Continuing our debate on Medicare and death panels, Jonathan Darden responds to my last arguments. He makes two points of note.
First, he believes my comparison of healthcare to food is off-base, because food products are easily substitutable but, supposedly, healthcare treatments are not.
You may not be able to afford the aforementioned truffle oil, but you can acquire a substitute. If you cannot afford the turkey from behind the deli counter for your sandwich, you can buy peanut butter. While you may not find these options as enjoyable, these alternatives will all meet the “able to survive” test that serves as the comparison between health care and food. Most forms of medical treatment do not have good substitutes. The choice is between chemo and the tumor continuing to grown, not chemo and some slightly less ideal, but equally effective treatment.
For one thing, the claim that medical treatments are homogeneous is simply false. There are lots of different chemo and non-chemo treatments available, which, just like food, are of different qualities and address different problems. The choice of treatments is certainly not “take this particular treatment or allow the tumor to grow.” So, if this is his explanation, he will have to try again. Both medical treatments and food are actually quite heterogeneous.
But suppose, for the sake of argument, that Jon is actually right. In the most extreme case, where there was exactly one chemo treatment and no other options available, we could expect to see a temporary price increase. But if that were the case, then high prices would also serve as an incentive for competing chemo producers to enter the market—assuming, of course, that we actually have a free market in healthcare. The higher the regulatory obstacles are to getting new drugs and treatments approved, the costlier it will be to enter the market, and therefore the costlier healthcare can be expected to be. In a free market, competing drug manufacturers would be stupid to let a single seller extract high profits without entering the market themselves.
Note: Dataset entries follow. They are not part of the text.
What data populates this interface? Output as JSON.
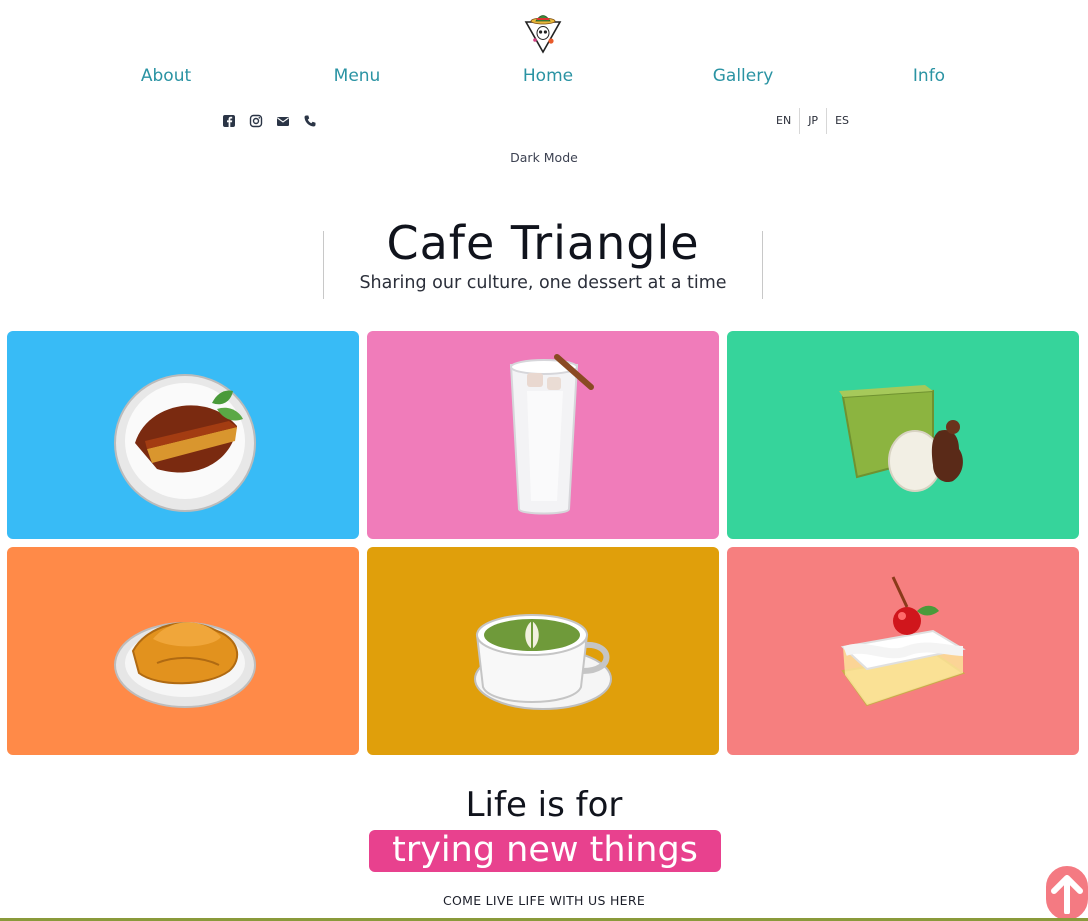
{
  "nav": {
    "items": [
      {
        "label": "About"
      },
      {
        "label": "Menu"
      },
      {
        "label": "Home"
      },
      {
        "label": "Gallery"
      },
      {
        "label": "Info"
      }
    ]
  },
  "social": [
    "facebook-icon",
    "instagram-icon",
    "envelope-icon",
    "phone-icon"
  ],
  "languages": [
    "EN",
    "JP",
    "ES"
  ],
  "dark_mode_label": "Dark Mode",
  "hero": {
    "title": "Cafe Triangle",
    "subtitle": "Sharing our culture, one dessert at a time"
  },
  "gallery": {
    "tiles": [
      {
        "item": "flan-slice",
        "color": "#38bbf6"
      },
      {
        "item": "iced-horchata",
        "color": "#f07cba"
      },
      {
        "item": "matcha-cake",
        "color": "#36d49b"
      },
      {
        "item": "taiyaki",
        "color": "#ff8a48"
      },
      {
        "item": "matcha-latte",
        "color": "#e09f0b"
      },
      {
        "item": "tres-leches-cake",
        "color": "#f67f7f"
      }
    ]
  },
  "tagline": {
    "line1": "Life is for",
    "line2": "trying new things",
    "cta": "COME LIVE LIFE WITH US HERE"
  },
  "colors": {
    "nav_link": "#2a93a3",
    "highlight": "#e8418e",
    "scroll_button": "#f47a82"
  }
}
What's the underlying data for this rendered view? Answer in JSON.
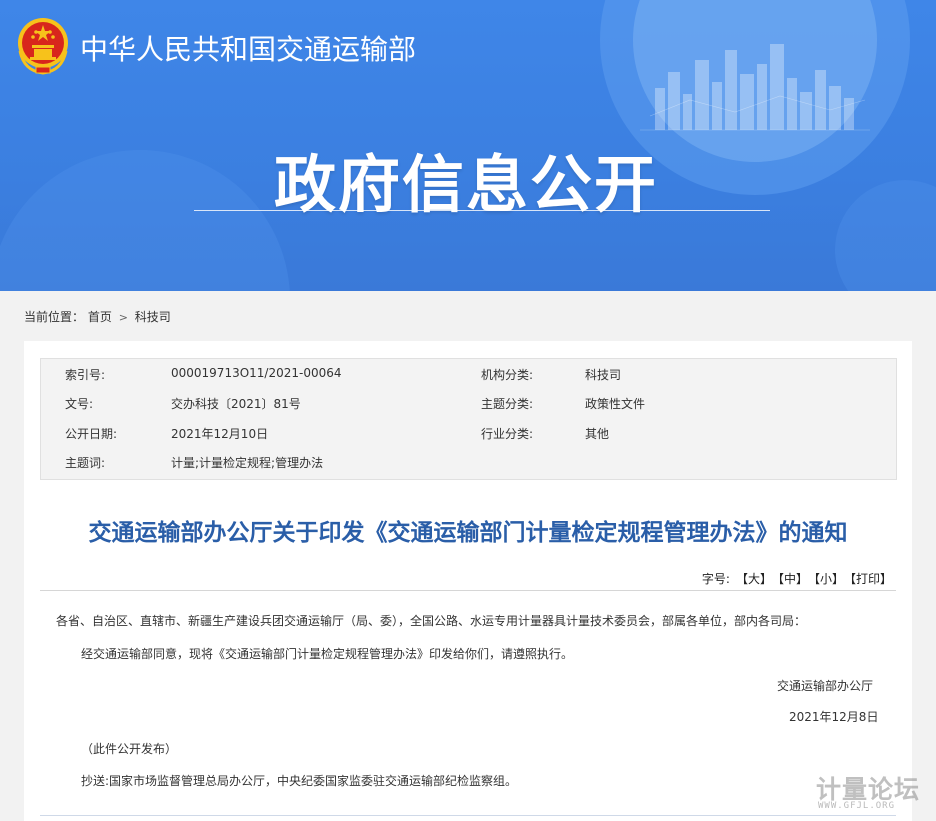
{
  "header": {
    "site_name": "中华人民共和国交通运输部",
    "banner_title": "政府信息公开"
  },
  "breadcrumb": {
    "prefix": "当前位置：",
    "home": "首页",
    "separator": ">",
    "current": "科技司"
  },
  "meta": {
    "index_label": "索引号:",
    "index_value": "000019713O11/2021-00064",
    "org_label": "机构分类:",
    "org_value": "科技司",
    "doc_no_label": "文号:",
    "doc_no_value": "交办科技〔2021〕81号",
    "topic_label": "主题分类:",
    "topic_value": "政策性文件",
    "date_label": "公开日期:",
    "date_value": "2021年12月10日",
    "industry_label": "行业分类:",
    "industry_value": "其他",
    "keywords_label": "主题词:",
    "keywords_value": "计量;计量检定规程;管理办法"
  },
  "article": {
    "title": "交通运输部办公厅关于印发《交通运输部门计量检定规程管理办法》的通知",
    "font_size_label": "字号:",
    "font_large": "【大】",
    "font_medium": "【中】",
    "font_small": "【小】",
    "print": "【打印】",
    "recipients": "各省、自治区、直辖市、新疆生产建设兵团交通运输厅（局、委），全国公路、水运专用计量器具计量技术委员会，部属各单位，部内各司局：",
    "body": "经交通运输部同意，现将《交通运输部门计量检定规程管理办法》印发给你们，请遵照执行。",
    "issuer": "交通运输部办公厅",
    "issue_date": "2021年12月8日",
    "publish_note": "（此件公开发布）",
    "cc": "抄送:国家市场监督管理总局办公厅，中央纪委国家监委驻交通运输部纪检监察组。"
  },
  "watermark": {
    "text": "计量论坛",
    "url": "WWW.GFJL.ORG"
  },
  "colors": {
    "banner_blue": "#3b7fe0",
    "title_blue": "#2a5ea8",
    "page_bg": "#f2f2f2"
  }
}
That is especially so when, as in the healthcare market, prices have been skyrocketing for decades. So it is hard to see how, even if Jon’s argument were factually correct, it would create the situation we have today, absent government intervention.
Jon also claims that healthcare prices are high because people won’t “bargain” or comparison shop when looking for cancer treatments. But prices fall not because individual consumers are able to personally bargain with big companies, but because those companies will reduce prices vis-a-vis their competitors in order to attract consumers in the first place. I don’t know of anyone who bargains at grocery stores (and most people don’t check prices at several competing grocery stores before buying food, either), but that doesn’t prevent food prices from falling.
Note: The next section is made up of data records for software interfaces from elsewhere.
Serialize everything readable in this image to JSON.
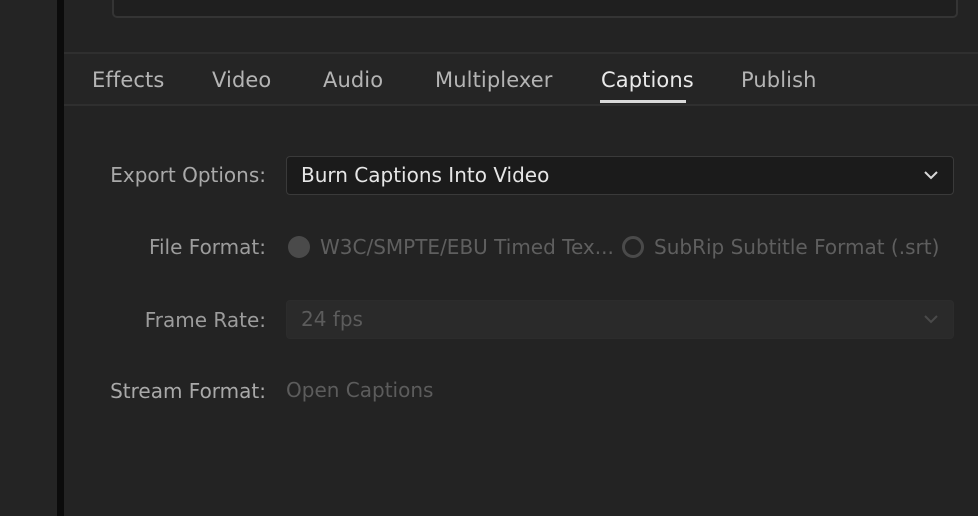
{
  "tabs": [
    {
      "label": "Effects",
      "active": false
    },
    {
      "label": "Video",
      "active": false
    },
    {
      "label": "Audio",
      "active": false
    },
    {
      "label": "Multiplexer",
      "active": false
    },
    {
      "label": "Captions",
      "active": true
    },
    {
      "label": "Publish",
      "active": false
    }
  ],
  "captions": {
    "export_options": {
      "label": "Export Options:",
      "value": "Burn Captions Into Video",
      "icon": "chevron-down-icon"
    },
    "file_format": {
      "label": "File Format:",
      "options": [
        {
          "label": "W3C/SMPTE/EBU Timed Tex...",
          "selected": true
        },
        {
          "label": "SubRip Subtitle Format (.srt)",
          "selected": false
        }
      ]
    },
    "frame_rate": {
      "label": "Frame Rate:",
      "value": "24 fps",
      "icon": "chevron-down-icon"
    },
    "stream_format": {
      "label": "Stream Format:",
      "value": "Open Captions"
    }
  },
  "colors": {
    "background": "#232323",
    "active_tab": "#e9e9e9",
    "inactive_tab": "#b4b4b4",
    "disabled_text": "#5c5c5c"
  }
}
[Oh, and by the way, remember how Jon wrote that the poor would never be able to afford a "luxury" like truffle oil? Well, I should have looked this up earlier, but most bottles of truffle oil sell for between $15 and $20 on Amazon, though you can get one as low as $9.99. As F.A. Hayek noted, the free market makes available for the masses what were once only luxuries for the rich. (The Constitution of Liberty, Definitive Edition, p. 98).]
Second, Jon reiterates his belief that rationing economic goods based on “ability to pay” rather than on some higher principles of justice is somehow bad (that it shows “a deep state of [social] decay”).
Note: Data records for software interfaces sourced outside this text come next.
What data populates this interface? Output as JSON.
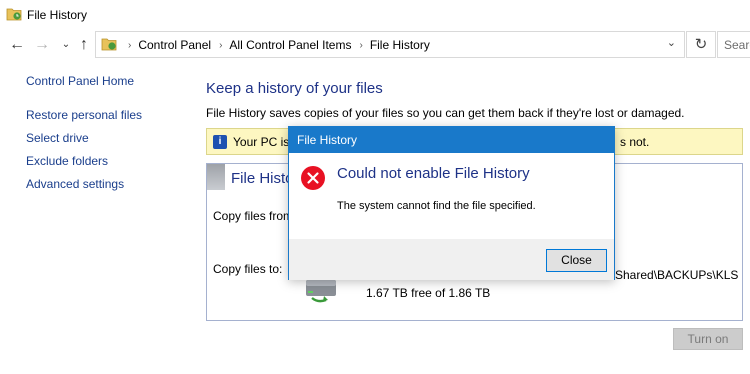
{
  "window": {
    "title": "File History"
  },
  "address_bar": {
    "breadcrumbs": [
      "Control Panel",
      "All Control Panel Items",
      "File History"
    ],
    "search_placeholder": "Search"
  },
  "nav": {
    "back_glyph": "←",
    "forward_glyph": "→",
    "up_glyph": "↑",
    "recent_glyph": "⌄",
    "dropdown_glyph": "⌄",
    "refresh_glyph": "↻",
    "sep_glyph": "›"
  },
  "sidebar": {
    "home": "Control Panel Home",
    "links": [
      "Restore personal files",
      "Select drive",
      "Exclude folders",
      "Advanced settings"
    ]
  },
  "main": {
    "title": "Keep a history of your files",
    "description": "File History saves copies of your files so you can get them back if they're lost or damaged.",
    "info_bar": {
      "text_start": "Your PC is p",
      "text_end": "s not.",
      "icon_glyph": "i"
    },
    "panel": {
      "title": "File Histo",
      "copy_from_label": "Copy files from:",
      "copy_to_label": "Copy files to:",
      "drive_path": "Shared\\BACKUPs\\KLS",
      "drive_free": "1.67 TB free of 1.86 TB"
    },
    "turn_on_label": "Turn on"
  },
  "dialog": {
    "title": "File History",
    "heading": "Could not enable File History",
    "message": "The system cannot find the file specified.",
    "close_label": "Close"
  },
  "colors": {
    "accent": "#1979ca",
    "link": "#1a3e8c",
    "heading": "#1e3287",
    "info_bg": "#fdf7c1",
    "error_red": "#e81123"
  }
}
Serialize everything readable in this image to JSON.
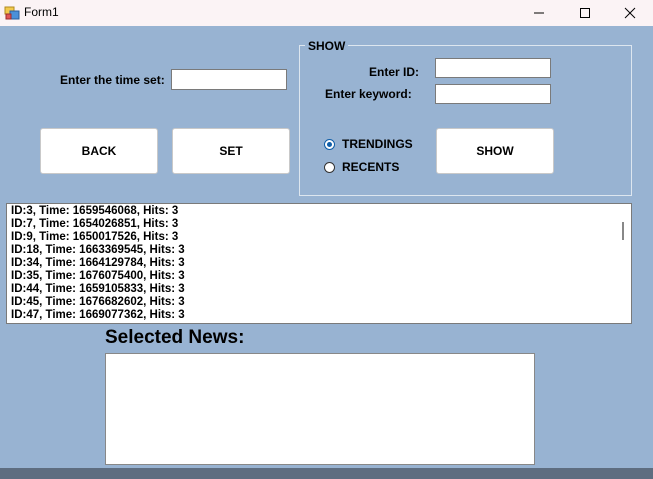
{
  "window": {
    "title": "Form1",
    "controls": [
      "minimize-icon",
      "maximize-icon",
      "close-icon"
    ]
  },
  "time_set": {
    "label": "Enter the time set:",
    "value": ""
  },
  "buttons": {
    "back": "BACK",
    "set": "SET",
    "show": "SHOW"
  },
  "show_group": {
    "title": "SHOW",
    "id_label": "Enter ID:",
    "id_value": "",
    "keyword_label": "Enter keyword:",
    "keyword_value": "",
    "radios": [
      {
        "label": "TRENDINGS",
        "checked": true
      },
      {
        "label": "RECENTS",
        "checked": false
      }
    ]
  },
  "news_list": {
    "items": [
      "ID:3, Time: 1659546068, Hits: 3",
      "ID:7, Time: 1654026851, Hits: 3",
      "ID:9, Time: 1650017526, Hits: 3",
      "ID:18, Time: 1663369545, Hits: 3",
      "ID:34, Time: 1664129784, Hits: 3",
      "ID:35, Time: 1676075400, Hits: 3",
      "ID:44, Time: 1659105833, Hits: 3",
      "ID:45, Time: 1676682602, Hits: 3",
      "ID:47, Time: 1669077362, Hits: 3"
    ]
  },
  "selected_news": {
    "heading": "Selected News:",
    "content": ""
  },
  "colors": {
    "form_background": "#98b3d2",
    "titlebar": "#fbf3f5",
    "radio_accent": "#0f5ea8"
  }
}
This is an important point to discuss on this blog, because I see this argument repeated by Burkean traditionalists as much as or even more than modern liberals. In the Reflections, Burke famously lamented that the “age of chivalry” and the “unbought grace of life” had been replaced by a new age of “sophisters, economists, and calculators.” Regardless of the specific context in which he wrote that passage, his followers often invoke its spirit to attack the “cold-hearted” rationalists who believe that it is more important to focus on economics than it is to focus on chivalry or poetry.
But liberal concerns for “social justice” or Burkean concerns for “beauty” only come into play once people’s basic needs are already met. The caveman trying to build shelter or store food for the winter cannot be bothered to wonder whether the distribution of goods among his fellows can be justified according to the Rawlsian difference principle. Nor will he care about art, or poetry, or anything else that doesn’t keep him warm.
The only way for society to advance is to understand and follow the laws of nature, including laws that philosophers find undignified. Human digestion, for instance, might be crass, but you must obey its dictates if you want to survive. And liberals might not like basing an economy off of profit rather than justice, but the real question is whether goods can be effectively allocated based on some principle other than profit. I think they cannot—as my last post in this series attempted to show, government guarantees of “free” goods tend to make people much worse off than they would be under a free market.
Nor does it matter who is allocating the government-provided goods. Jon seems to think that if Congress does it (“which is clearly accountable to the popular will”), there should be no problems of rationing, because, apparently, everything will be rationed in the manner that the masses of people actually desire. The point, of course, is that any political—rather than free, economic—rationing will have to depend on murky criteria divorced from the price system. Absent price signals, even the most well-intentioned or electorally-cognizant group of people won’t be able to know how to put goods to their most-valued use.
To ignore this out of a concern for justice may satisfy some philosophical sensibilities, but it will also significantly lower most people’s standard of living. If that is what Jon considers “advancement,” I’ll stick with “decay.”
Update: On the off-chance that anyone wants to follow this debate, here are the relevant posts, from earliest to most recent:
Jonathan: Rationing Truffle Oil
Jonathan: Substitute Chemo